Aight… mixin’ in a little commentary here… and I’m skippin’ the small talk!

…we’re pretty wasteful here in the good ol’ US of A.  We are throwing away twice as much as we did 50 years ago… our number is up to 4.5 pounds of waste a day/person.  This translates to 1,600 lbs of garbage a year…. now I’m no math major, but simple multiplication will tell ya that 75 straight years of consistent trashing results in 60 tons of waste per person…. Yowzers!

When we throw stuff away… where does it go?  Where in fact is ‘away’?  About 10 years ago a startling discovery was made in the mighty Pacific Ocean.  In areas referred to as gyres (zones that are trapped inside surrounding currents) a massive amount of garbage was found.  The two primary gyres of the Pacific are now two of the world’s largest landfills.  The ‘Eastern Garbage Patch’ is claimed to be twice the size of Texas while some say it’s as large as the entire lower 48!  It’s composed of 90% plastic and is a soupy mixture that contains as much as 100 million tons of debri.  Goo… doesn’t sound like a cheap or easy cleanup!

Here’s a pic showing how the garbage collects from current patterns.

For a clever way to spread the word about this floating landfill, check out Gyre Sticker…. on this site you can print out or buy a sticker of you guessed it, a gyre, and place them on any map of your desire.  Would definitely be a solid conversation starter!

Takin’ this trash talk up a notch… I showed you that number earlier of the quantity of junk we throw away (4.5 lbs/day).  Many don’t realize that this number is just a tiny piece of the pie.  Alarmingly, for every bag of garbage we put curbside, 70 bags are created upstream to make what was in that one bag!

Below is a chart showing what’s referred to as the Municipal Solid Waste… basically, everything we consciously throw away.

This chart here represents the Gross National Trash… all encompassing, everything included, production, mining, etc.  Note that the entire chart above represents 1% of this one!

*RCRA is the Resource Conservation and Recovery Act… Special Waste = mining, processing, drilling wastes, etc.

Let’s multiply 60 (tons that we consciously throw away in our lifetimes) x 70 (ratio of waste that we don’t see)… Dear God… my calculator almost exploded!  We’re talking 8.4 million pounds of waste per person!  I’m laughing out loud right now… You know that sinister, muhaha laugh?  Yep, that one!

Alright, I imagine I’m depressing you all pretty good right now… I’m gonna go ahead and kick the horse while it’s down!

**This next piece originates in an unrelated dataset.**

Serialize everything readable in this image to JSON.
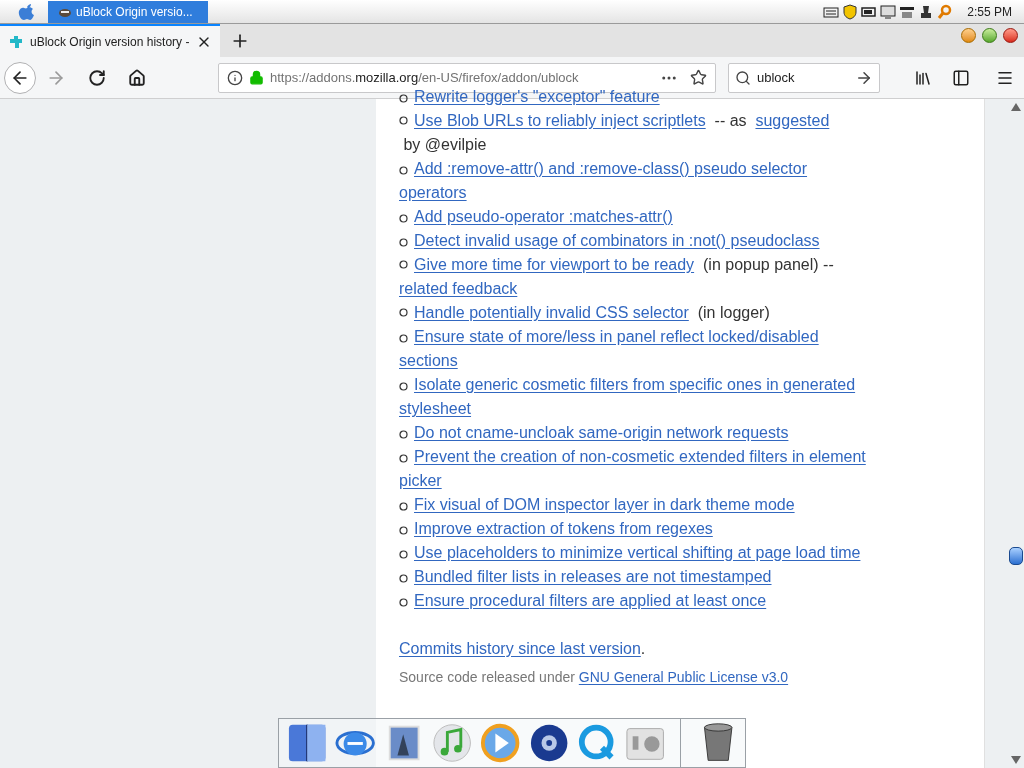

“If we recycle more, we won’t have to worry about all this garbage, right?”… “Wrong” I say!  As much as recycling is applauded as a solution, it is merely a postponement of the problem.  Take this, only 1 to 3% of plastic bags end up actually get recycled!  Why? Because it costs $4,000 to process and recycle 1 ton of plastic bags, which can then be sold on the commodities market for $32!  Recycling can’t compete on the open market…. There’s a reason recycle comes last in the mantra, ‘reduce, reuse, recycle.’

This leads us to our solutions… Reduce and Reuse.  Take pressure off of the waste stream.  Get reusable shopping bags (Here or Here) and a sweet Sigg for your hydration needs (Here).  Cut down on packaging waste whenever you can… rock the bulk food in the grocery store, befriend Craigslist and other pre-loved sources, and completely cut out your organic waste by composting.  When you buy new, get something that will last…  Basically, do your best to become conscious of your own impact.  I’ve been paying much closer attention to what I throw away and have astonishingly found that I produce only a single bags worth of waste once every two months!  Recycling and composting can cut out the vast majority of what ends up in most people’s rubbish bins.

Another thing that I’ve been much more conscious of doing is picking up waste when I’m walking around in the city.  I’ve heard that people are much less likely to litter when roads and sidewalks are clean…. after all, if you see a whole pile of crap on the site of the street, what’s one more Big Mac wrapper gonna do?  I’ve trained myself to no longer ignore this garbage, and maybe, just maybe my actions might inspire one more person to pick up this habit as well.


About Joshua Foss

Joshua is a leading voice for transformational change. He is the editor of Metro Hippie, co-founder and director of development of the Ecala Group, and adjunct faculty at the Minneapolis College of Art and Design. He is also an ambassador for the Living Building Challenge and is a frequent speaker at national conferences, trade shows and summits.